Chris Blair

Mentoring apprentices

Having begun his career in plumbing as an apprentice, Chris is giving back by mentoring the next generation of plumbers at HomeServe.

When I was younger I spent most of my holidays and weekends helping my dad who is a plumbing and heating engineer just so that I could get some experience. Inspired by my dad I officially got into plumbing through a time served apprenticeship scheme. A time served apprenticeship scheme is an apprenticeship that is structured through a college or accredited institution that provides a two or three year programme with a little time in college and the rest out on the job.

As part of my apprenticeship I was assigned a mentor who had also gone through a time served apprenticeship. I found the structure of my apprenticeship really helpful. The combined generations worth of skills, techniques and (tricks of the trade) passed down to me whilst on site are simply things that are not readily taught in a college based environment. This in itself is what made me volunteer to become a mentor at HomeServe.

The role of a mentor is to teach, train and develop and the best part of it all is seeing the transformation of a young person as they come straight out of school, from not even knowing what a spanner or a washer is, to then see them develop into competent engineers is really rewarding.

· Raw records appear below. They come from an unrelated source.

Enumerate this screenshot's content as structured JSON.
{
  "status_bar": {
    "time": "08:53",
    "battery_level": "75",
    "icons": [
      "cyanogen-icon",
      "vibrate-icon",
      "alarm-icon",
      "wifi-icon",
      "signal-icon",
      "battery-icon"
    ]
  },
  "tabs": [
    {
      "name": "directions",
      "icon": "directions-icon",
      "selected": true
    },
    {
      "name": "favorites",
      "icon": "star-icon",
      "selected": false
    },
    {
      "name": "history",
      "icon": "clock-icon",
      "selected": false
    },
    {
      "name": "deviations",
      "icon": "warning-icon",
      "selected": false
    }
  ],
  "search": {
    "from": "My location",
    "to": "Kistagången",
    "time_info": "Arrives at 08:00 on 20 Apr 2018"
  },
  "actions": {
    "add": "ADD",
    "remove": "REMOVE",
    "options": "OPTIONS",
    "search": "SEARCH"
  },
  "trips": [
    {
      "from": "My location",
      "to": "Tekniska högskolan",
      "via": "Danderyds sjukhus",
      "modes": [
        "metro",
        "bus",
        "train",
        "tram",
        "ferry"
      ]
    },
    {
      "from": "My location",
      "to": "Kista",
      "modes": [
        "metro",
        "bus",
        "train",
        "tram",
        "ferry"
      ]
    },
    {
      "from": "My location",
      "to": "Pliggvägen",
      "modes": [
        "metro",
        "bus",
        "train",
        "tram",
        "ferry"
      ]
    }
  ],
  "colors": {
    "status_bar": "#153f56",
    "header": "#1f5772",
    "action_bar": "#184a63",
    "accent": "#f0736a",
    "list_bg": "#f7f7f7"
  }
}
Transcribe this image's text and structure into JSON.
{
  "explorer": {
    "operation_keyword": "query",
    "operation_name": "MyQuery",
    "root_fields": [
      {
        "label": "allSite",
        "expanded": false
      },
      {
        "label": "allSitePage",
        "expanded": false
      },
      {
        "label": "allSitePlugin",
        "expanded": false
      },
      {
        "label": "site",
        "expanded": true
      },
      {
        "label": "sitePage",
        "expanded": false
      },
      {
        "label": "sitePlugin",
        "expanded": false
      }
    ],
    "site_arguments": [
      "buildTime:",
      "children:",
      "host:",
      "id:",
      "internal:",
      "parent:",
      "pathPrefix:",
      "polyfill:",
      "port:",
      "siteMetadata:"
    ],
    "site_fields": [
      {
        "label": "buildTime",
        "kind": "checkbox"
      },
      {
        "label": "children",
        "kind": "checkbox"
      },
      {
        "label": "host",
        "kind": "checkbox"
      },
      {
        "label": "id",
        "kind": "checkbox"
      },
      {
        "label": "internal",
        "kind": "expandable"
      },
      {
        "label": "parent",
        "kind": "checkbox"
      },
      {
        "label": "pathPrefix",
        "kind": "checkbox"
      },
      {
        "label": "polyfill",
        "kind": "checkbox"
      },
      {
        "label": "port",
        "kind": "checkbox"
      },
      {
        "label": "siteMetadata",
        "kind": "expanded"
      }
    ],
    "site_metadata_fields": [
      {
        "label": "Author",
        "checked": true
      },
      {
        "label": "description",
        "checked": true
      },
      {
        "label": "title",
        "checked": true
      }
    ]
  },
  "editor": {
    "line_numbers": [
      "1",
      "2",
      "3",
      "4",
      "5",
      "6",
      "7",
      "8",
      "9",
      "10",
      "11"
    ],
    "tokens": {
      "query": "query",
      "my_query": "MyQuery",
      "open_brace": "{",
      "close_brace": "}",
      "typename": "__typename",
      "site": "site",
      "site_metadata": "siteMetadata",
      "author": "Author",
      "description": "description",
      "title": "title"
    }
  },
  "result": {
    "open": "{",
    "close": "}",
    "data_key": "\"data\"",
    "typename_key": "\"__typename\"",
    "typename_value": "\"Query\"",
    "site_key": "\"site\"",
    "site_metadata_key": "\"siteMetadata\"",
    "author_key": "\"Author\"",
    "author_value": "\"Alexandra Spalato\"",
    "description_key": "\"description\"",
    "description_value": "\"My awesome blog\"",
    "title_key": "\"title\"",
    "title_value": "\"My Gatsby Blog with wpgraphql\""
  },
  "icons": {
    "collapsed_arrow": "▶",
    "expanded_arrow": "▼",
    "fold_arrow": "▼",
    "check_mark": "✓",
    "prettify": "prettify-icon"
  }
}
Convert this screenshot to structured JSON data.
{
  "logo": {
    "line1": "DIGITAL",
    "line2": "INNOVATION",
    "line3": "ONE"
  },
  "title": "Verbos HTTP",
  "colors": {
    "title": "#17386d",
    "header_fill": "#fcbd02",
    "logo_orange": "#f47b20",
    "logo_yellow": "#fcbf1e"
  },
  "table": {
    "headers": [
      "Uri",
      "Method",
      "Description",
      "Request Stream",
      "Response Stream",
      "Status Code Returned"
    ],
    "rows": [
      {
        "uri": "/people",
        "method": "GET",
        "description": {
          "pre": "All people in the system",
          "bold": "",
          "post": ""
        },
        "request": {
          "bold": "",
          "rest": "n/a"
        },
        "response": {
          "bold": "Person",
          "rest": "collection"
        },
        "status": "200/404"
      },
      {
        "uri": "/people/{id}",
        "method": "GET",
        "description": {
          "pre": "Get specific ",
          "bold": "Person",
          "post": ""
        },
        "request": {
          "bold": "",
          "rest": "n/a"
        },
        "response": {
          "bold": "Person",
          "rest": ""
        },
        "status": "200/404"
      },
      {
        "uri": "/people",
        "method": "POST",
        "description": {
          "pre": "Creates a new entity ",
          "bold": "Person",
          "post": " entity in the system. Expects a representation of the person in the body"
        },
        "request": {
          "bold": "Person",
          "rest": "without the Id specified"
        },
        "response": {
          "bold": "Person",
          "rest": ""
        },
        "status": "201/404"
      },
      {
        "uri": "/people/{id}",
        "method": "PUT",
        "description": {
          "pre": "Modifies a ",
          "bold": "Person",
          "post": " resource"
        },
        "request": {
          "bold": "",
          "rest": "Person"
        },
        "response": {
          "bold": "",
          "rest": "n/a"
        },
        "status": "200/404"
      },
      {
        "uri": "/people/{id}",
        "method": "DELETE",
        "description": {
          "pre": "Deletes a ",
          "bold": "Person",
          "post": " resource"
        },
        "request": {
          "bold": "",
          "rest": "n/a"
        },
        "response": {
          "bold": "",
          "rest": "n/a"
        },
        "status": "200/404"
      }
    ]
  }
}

When my current apprentice Sam started working with me, he swore he would never work in drainage. Every time we carried out a drainage job it took him an entire day to recover, he struggled with his lunch and felt queasy for hours. Six months in, he’s now converted and much to his surprise finds drainage jobs a lot easier than plumbing work. It's really great to see the development and progress Sam has made and it's nice to know my knowledge and expertise is being passed down to the next generation.

I think the opportunity our apprentices have been given is possibly a once in a lifetime chance. Being mentored by competent, fully qualified engineers, attending a college rated as 'outstanding' by Ofsted, with the prospect of becoming an engineer working at one of the UK's leading plumbing and drainage companies is special. 

If you’re looking to apply for an apprenticeship, the important thing is to make sure you’re doing it for the right reason. Not for money, not for the security of a guaranteed job but because you want to get into something as a career. Apprenticeships require a lot of effort on the apprentices part and if you don’t put the time or effort in yourself, you won’t reap the benefits. It will be hard work but you get out of it what you put into it.